I dislike numerous things but honestly, I hate being sad.
Sadness is like a thick, wet blanket that closes in on me and tempts me to feel alone. Do you know what I mean?
Recently several things have brought sadness to my heart. Watching a friend deal with the debilitating illness and slow death of her husband. Caring for one dear woman dealing with the shock of an unplanned but healthy pregnancy while another suffers grief from a planned pregnancy that ended in miscarriage. Walking through some challenging circumstances in my marriage. Dealing with weighty adjustments to my elderly mother-in-law moving in with us. Missing a son who is away at college (oh, so much to miss about him!). Being misunderstood by an in-law. Being acutely reminded recently of how much I miss my long-gone Mom and Dad.

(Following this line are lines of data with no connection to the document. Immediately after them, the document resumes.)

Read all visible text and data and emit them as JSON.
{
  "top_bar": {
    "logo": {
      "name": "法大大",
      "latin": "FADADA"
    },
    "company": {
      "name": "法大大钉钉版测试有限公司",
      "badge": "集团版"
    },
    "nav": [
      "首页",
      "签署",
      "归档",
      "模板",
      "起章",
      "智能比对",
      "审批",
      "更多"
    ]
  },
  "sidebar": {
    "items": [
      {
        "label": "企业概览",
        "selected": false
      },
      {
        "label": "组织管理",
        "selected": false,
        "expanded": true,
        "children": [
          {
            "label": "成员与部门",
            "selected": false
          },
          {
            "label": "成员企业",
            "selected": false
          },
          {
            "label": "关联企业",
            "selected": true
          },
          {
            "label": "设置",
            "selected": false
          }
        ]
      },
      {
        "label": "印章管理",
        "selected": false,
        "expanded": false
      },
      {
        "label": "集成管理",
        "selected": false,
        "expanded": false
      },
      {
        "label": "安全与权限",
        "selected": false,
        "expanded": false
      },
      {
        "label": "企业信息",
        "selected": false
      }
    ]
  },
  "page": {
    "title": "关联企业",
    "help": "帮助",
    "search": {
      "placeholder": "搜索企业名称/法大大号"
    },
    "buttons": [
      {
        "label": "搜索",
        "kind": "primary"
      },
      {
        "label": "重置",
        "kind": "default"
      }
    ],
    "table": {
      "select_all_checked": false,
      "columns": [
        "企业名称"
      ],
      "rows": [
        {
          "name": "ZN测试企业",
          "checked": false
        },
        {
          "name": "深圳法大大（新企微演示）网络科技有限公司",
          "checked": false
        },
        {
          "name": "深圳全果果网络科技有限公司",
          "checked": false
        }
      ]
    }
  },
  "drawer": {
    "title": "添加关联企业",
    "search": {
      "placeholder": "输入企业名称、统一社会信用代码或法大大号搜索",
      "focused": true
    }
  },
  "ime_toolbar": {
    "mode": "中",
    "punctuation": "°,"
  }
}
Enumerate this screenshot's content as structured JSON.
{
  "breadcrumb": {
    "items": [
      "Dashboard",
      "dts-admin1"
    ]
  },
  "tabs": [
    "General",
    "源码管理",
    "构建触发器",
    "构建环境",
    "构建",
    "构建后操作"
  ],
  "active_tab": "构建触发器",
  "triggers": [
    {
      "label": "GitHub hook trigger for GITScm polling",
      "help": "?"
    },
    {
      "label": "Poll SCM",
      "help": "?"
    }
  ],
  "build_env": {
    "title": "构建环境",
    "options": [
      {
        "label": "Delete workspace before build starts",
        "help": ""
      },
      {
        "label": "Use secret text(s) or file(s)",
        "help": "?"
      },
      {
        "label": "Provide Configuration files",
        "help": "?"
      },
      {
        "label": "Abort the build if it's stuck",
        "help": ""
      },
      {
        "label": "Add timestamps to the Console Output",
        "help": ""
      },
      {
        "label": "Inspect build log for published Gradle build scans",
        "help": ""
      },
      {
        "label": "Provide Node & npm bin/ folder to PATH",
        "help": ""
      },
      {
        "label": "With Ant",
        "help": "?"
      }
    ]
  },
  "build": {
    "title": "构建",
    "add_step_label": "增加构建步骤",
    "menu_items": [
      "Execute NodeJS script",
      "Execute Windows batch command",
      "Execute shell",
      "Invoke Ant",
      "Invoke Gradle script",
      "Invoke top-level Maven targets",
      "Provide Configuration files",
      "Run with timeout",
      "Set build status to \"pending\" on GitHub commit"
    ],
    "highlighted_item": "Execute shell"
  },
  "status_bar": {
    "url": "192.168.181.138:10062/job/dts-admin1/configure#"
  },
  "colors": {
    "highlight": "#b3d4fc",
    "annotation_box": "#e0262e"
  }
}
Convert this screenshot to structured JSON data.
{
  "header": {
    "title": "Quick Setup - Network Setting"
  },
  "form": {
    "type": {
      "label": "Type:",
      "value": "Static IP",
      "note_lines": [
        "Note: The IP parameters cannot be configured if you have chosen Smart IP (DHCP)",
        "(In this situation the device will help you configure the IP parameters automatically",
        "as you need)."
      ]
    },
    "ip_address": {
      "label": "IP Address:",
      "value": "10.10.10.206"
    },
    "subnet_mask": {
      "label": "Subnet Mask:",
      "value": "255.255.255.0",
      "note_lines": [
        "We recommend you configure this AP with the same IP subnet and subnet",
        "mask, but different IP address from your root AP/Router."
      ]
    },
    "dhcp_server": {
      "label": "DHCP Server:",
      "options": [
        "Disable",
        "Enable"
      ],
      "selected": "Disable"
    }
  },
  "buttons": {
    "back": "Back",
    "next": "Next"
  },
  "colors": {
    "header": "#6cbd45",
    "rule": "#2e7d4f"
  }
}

Walking through this season of sadness has reminded me of how good but hard it is to have a God-tenderized heart. You see, not everyone feels things the same as others. Some people either refuse to feel because it hurts too much; many elect not to feel because they’re afraid of where the grief will take them; still others have deeply painful things that happened in their past that make sadness utterly fearful and to be avoided; and some choose to embrace sadness because..well…because there’s no way out of it but through it. A tender heart (which is only possible with God’s help) makes sadness really hurt, but it brings with it a desire to take that path through it.
My friend Ginny calls this “processing.” In the nearly two years since I’ve known her I can’t recall the number of texts or emails or Community Group conversations when she’s mentioned she was processing a sermon, Bible passage or experience. To Ginny, processing means not rushing through the grief or confusion or temptation to be overwhelmed. Rather, the goal is trusting God even when sturdy answers can’t be found.
I’ve been processing my sadness. In fact, I still am.
A friend recently compared processing to having a “psalmists mentality.” People (like me at times) who avoid taking the often leisurely path that’s required to effectively deal with the sadness or grief that comes from painful situations in our lives or the lives of those we love shortchange the process. Jumping from the sting of sadness to the unhelpful end of premature “acceptance” of the source of our grief cuts God out of the picture.
The psalmists didn’t rush the process. Rather, they honestly poured out their hearts and complaints to God. Why was this acceptable to a holy God? Why did He respond with compassion and help? Because their desire was to work it through to an honorable end.
I used to think that complaining to God was always wrong and that the mature and biblical thing to do when faced with sadness was to stop whining and accept God’s plan. I was right. Sorta. Whining, complaining and charging God is never the godly woman’s response to pain…longterm. But God is our Father; the One to whom we can pour out our hearts — including our perplexities and complaints and the “Lord, what are you doing” cries — when the disorientation of sadness grabs our hearts and then twists them hard.
Are you sad today? Are you or someone you love facing painful circumstances that leave you feeling like a wet blanket is leaving you alone in your sadness?
I might know a little of how you feel. What I’m certain I know, though, is that you are not alone. If you are a Christian, God is with you. His very name is Emmanuel, which means God with us. Even if you have no one to talk to or listen to your struggles or with whom you can share this burden, He is near. One of the first things that often happens to hurting people is a feeling of isolation that either says, “No one could know how I feel” or “No one cares.”
Someone does know how you feel and does care. Sometimes we don’t feel His nearness, comfort and help, but He promises He will “never leave or forsake us.”
Never leave. Even if you feel abandoned by those who you wish were close and considerate. Or even if you wish you could help the person you’re grieving with and feel there’s just nothing you can do but pray.
Never forsake. Even if you’ve been betrayed by someone you thought you could trust or have been slandered by people you assumed knew better.
I pray that your sadness will be met with the tangible, real and promised help of the only One who can truly help you even when you crave human empathy. Pour out your heart to Him. And, yes, even your complaints. He’s been hearing some of mine recently and I’m thrilled to say that He really can help. When the heart of His sons and daughters are disposed to trust and honor Him and yet we’re struggling with the sadness of life, He is ready and eager to help.
You wouldn’t be reading this blog if you didn’t have a heart to know and follow God.
I don’t know all of you who visit here but God does. And I’m stopping to ask Him to help you now.